Overproduction leads to binge watching

With streaming services having effectively replaced cable, there is a seemingly bottomless pit of content to lose yourself in. Not only are there hundreds of television shows and movies licensed to services like Netflix and Hulu, but these same streaming services are producing their own new content. In tandem with binging,re-watching has also grown in popularity right alongside it. So, with so much content to binge, why watch the same shows over and over?

For students like Morgan Taylor, a junior public relations major, going back to shows like “Gossip Girl” and “Pretty Little Liars” every other year offers comfort in familiarity.

“I guess for those (shows) that have longer seasons or have been around for a decade or less, I think those are the ones where I’ve gotten attached to the characters,” Taylor said. “I just like seeing their story, plot over and over again for some reason, even though I know how it ends.”

According to Dr. Anjan Chatterjee, a professor of Neurology at Penn Medicine, when a piece of content is well-produced, it engages the consumer so much they can’t put it down for even a moment.

“With narratives — whether it’s books, movies or a television series — it’s about a person’s experience being completely immersed. You forget about yourself as you’re immersed. With good writing, you are transported away from where you are,” Chatterjee said.

For Taylor, that results in hours-long binging sessions of shows like “This is Us,” “Riverdale,” “Love is Blind” and “The Masked Singer.” This experience is shared by fifth-year film major Jonathan Knoell, who will go back to a show he saw previously depending on how well-told a story is.

“If it’s a really well-done story where it’s got a huge twist and it’s been making hints at stuff and you’re like, ‘Oh! That twist happened,’ and now I have to go back and see where all the points are. There are some shows that are very straightforward and I watch them and I’m done.”

Of course, it’s impossible to be up to date with a seemingly-bottomless barrel of content, regardless if you’re trying to keep up with a good story. In fact, it’s this overproduction of content that makes keeping up new shows either difficult or simply not possible.  

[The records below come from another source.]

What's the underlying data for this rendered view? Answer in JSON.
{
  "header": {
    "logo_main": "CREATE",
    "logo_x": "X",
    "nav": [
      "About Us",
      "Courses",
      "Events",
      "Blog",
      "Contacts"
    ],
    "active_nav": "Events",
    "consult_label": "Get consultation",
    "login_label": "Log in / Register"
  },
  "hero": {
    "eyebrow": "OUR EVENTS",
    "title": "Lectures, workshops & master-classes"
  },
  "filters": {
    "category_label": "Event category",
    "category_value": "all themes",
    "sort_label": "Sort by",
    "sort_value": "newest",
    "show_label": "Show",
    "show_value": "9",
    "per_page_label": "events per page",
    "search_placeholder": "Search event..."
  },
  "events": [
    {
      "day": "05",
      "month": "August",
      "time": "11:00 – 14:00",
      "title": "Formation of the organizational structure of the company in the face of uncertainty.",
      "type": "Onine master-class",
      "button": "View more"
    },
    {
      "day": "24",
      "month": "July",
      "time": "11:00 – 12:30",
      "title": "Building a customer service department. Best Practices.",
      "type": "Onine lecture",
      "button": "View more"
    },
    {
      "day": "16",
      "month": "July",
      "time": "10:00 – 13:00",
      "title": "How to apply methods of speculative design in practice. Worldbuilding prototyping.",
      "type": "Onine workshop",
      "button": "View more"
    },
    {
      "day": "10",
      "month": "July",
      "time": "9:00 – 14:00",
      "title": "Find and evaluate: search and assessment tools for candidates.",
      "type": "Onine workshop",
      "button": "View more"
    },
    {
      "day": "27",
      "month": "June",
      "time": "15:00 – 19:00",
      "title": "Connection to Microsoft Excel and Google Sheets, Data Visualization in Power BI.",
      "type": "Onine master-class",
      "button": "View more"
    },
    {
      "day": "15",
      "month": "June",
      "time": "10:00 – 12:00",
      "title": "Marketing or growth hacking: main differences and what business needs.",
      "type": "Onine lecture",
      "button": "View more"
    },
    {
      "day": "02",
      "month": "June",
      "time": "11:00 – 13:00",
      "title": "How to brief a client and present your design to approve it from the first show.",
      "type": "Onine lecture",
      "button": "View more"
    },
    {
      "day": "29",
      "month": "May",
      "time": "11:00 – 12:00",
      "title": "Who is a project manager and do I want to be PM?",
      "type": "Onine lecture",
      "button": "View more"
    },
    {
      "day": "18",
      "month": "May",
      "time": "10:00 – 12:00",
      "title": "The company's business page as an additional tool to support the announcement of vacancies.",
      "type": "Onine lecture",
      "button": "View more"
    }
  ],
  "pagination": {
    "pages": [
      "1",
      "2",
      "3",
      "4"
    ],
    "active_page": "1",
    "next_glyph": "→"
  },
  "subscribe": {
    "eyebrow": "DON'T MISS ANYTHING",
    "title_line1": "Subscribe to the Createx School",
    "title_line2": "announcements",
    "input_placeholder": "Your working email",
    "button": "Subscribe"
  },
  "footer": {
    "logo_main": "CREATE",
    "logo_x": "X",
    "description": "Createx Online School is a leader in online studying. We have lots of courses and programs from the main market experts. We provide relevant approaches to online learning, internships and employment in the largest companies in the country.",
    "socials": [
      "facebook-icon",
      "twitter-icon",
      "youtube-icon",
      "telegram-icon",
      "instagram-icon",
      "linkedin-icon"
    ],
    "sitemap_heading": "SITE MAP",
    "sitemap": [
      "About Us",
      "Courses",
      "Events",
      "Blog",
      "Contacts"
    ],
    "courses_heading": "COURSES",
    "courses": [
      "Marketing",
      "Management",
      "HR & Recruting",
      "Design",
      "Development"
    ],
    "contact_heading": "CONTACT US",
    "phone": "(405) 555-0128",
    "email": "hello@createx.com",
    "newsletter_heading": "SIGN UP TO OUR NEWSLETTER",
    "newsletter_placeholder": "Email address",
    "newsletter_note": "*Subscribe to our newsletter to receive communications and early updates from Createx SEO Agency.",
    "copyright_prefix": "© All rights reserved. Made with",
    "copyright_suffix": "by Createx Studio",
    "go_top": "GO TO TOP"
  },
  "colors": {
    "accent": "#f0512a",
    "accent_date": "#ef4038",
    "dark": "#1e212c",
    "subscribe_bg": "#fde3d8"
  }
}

I’ll admit, I don’t really take a whole bunch of time anymore to seek out new things because the fact is… there are so many services and there are so many ways to intake media,” Knoell said. “There’s too much.”

Missing out on popular or well-written stories can result in FOMO, or the Fear of Missing Out. According to Nick Hobson, Ph.D for Psychology Today, FOMO can be described as the feeling of “what exactly are you missing out on?” For students like Knoell, this mentality isn’t something to stress over.  

The mentality to me, of being scared that I’m missing out on something, is about as silly as saying that to somebody else who’s not interested in something like ‘The Bachelor’ or ‘Grey’s Anatomy’ or, I don’t know, ‘Lost,’ ‘Firefly,’ Knoell said. “If you’ve never seen ‘Firefly’ and you literally have no interest in ‘Firefly,’ you’re not going to watch Firefly.’”

If a viewer is looking for something new to watch and are overwhelmed by the amount of content or stuck in the comfort of watching something familiar, there is another way to look at the binge-watching phenomenon.

“If I binge-watch a show, I feel like nine times out of ten it’s just me putting it on background while I’m doing something, but I still try to keep up on both,” Taylor said. “But if I don’t, I eventually come back to them.”